Early American Cars are super cool and classy looking. Still, it took the early builders a while to get your average car to a place where any semblance of speed or performance was readily available. The Ford Model A from the late ‘20s is one such car that isn’t exactly known for its speed and performance – at least most Model As…
A Finnish rally driver recently posted on a Facebook page that he has a 1929 Ford Model A shipped to Finland, according to The Drive. The driver, who The Drive believes to be WRC Champion Juha Kankkuen, mentioned that upon arrival in Finland, the Ford was sent to Ferrari and vintage car specialist Makela Auto Tuning. The shop immediately stripped the Model A down to its frame and began a wild resto-mod rally car.
The 1929 Ford Model A needed some chassis work
The folks at Makela Auto Tuning started repairing and reinforcing the original frame to give it more strength and rigidity. They did this by adding additional bracing all the way down the frame. The bodywork came next for the MAT crew. They sanded the Ford Model A down to the metal and replaced any rusted spots with new metal before painting.
This Model A would have originally come with wooden wheels, and while the ones pictured appear wooden, they are not. MAT cast new 19-inch wheels from aluminum in the same style as the original. The cast-aluminum wheels were then hand-painted to look like wooden wheels.
Other touches of the modern world are scattered around the Ford Model A as well, like a GPS speedometer and harness seatbelts.
The Ford Model A ditched the original 3.3-liter engine for a Cosworth
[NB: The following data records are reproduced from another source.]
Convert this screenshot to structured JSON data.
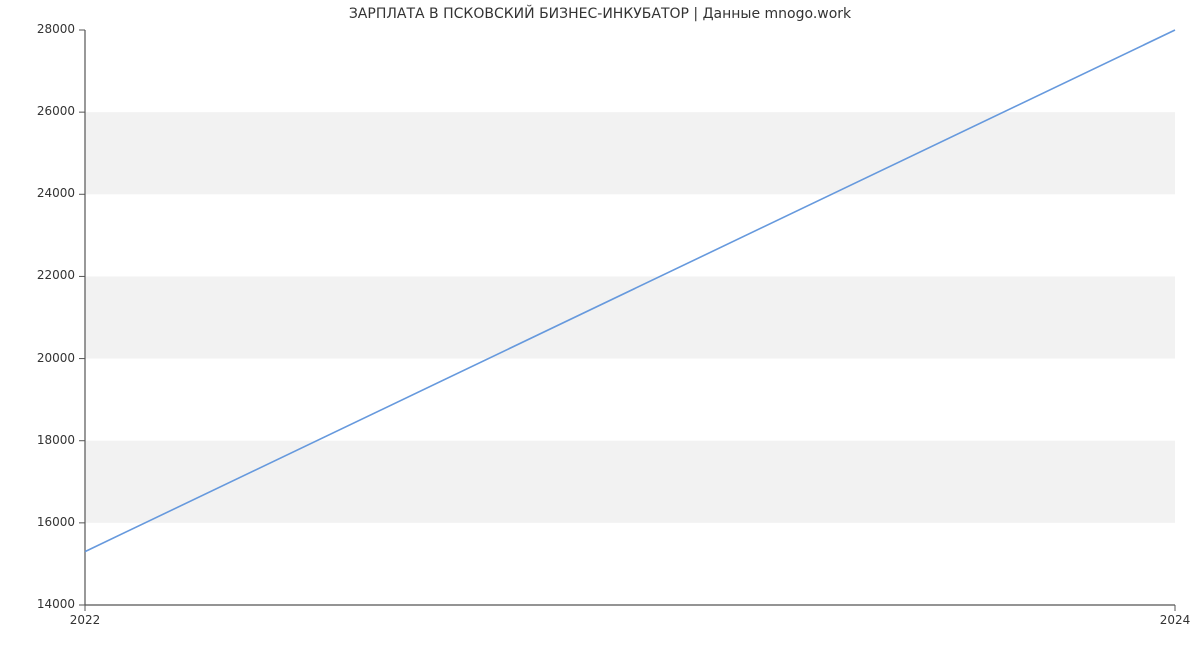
{
  "chart_data": {
    "type": "line",
    "title": "ЗАРПЛАТА В ПСКОВСКИЙ БИЗНЕС-ИНКУБАТОР | Данные mnogo.work",
    "xlabel": "",
    "ylabel": "",
    "x": [
      2022,
      2024
    ],
    "series": [
      {
        "name": "",
        "values": [
          15300,
          28000
        ]
      }
    ],
    "y_ticks": [
      14000,
      16000,
      18000,
      20000,
      22000,
      24000,
      26000,
      28000
    ],
    "x_ticks": [
      2022,
      2024
    ],
    "xlim": [
      2022,
      2024
    ],
    "ylim": [
      14000,
      28000
    ],
    "colors": {
      "line": "#6699dd",
      "band": "#f2f2f2",
      "axis": "#555555",
      "tick": "#555555",
      "grid": "#ffffff"
    }
  }
}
The 1929 Ford Model A came with a 3.3-liter four-cylinder engine that made a sluggish 40 hp. Not only was this original 3.3-liter big and heavy So, for the rally driver to throw a 1.6-liter 242-hp Cosworth into the Ford means not only way more power but also lighter weight. Of course, the engine isn’t the only performance upgrade; it also has a close-ratio five-speed from ZF, sending that power to the rear wheels.
The rear axle is said to be from a 1985 Toyota 4×4 van (likely a Hiace). The rear axle is held up by a four-link suspension, while the front axle works with a track rod, stiffer stock-style springs, and friction-disc shock absorbers from an Aston Martin DB4.
The coolest feature on the Model A is more James Bond than Group 4 rally
MAT added one of the coolest and most incognito features I’ve ever heard of in this 1929 Ford Model A rally machine, a secret button. This secret button is hidden on the back of the shifter. This secret button switches between a full-power mode and one that kills every third spark. Not only does this button give the Cosworth that classic Ford Flathead sound, but it also doubles to provide a cover for the cops. In the event of a traffic stop, just flick the button, and it sounds like your just driving pop pop’s old 40-hp Ford around town.
Ford Model A on the surface, rally grandpa down deep
These types of sleeper cars are the coolest to me. Nothing about the style or the car’s build tips its hat to performance or speed, and yet this thing will boogie with the best of them. Cars like these keep the custom-car dream alive in a world of increasing ambiguity and formless design.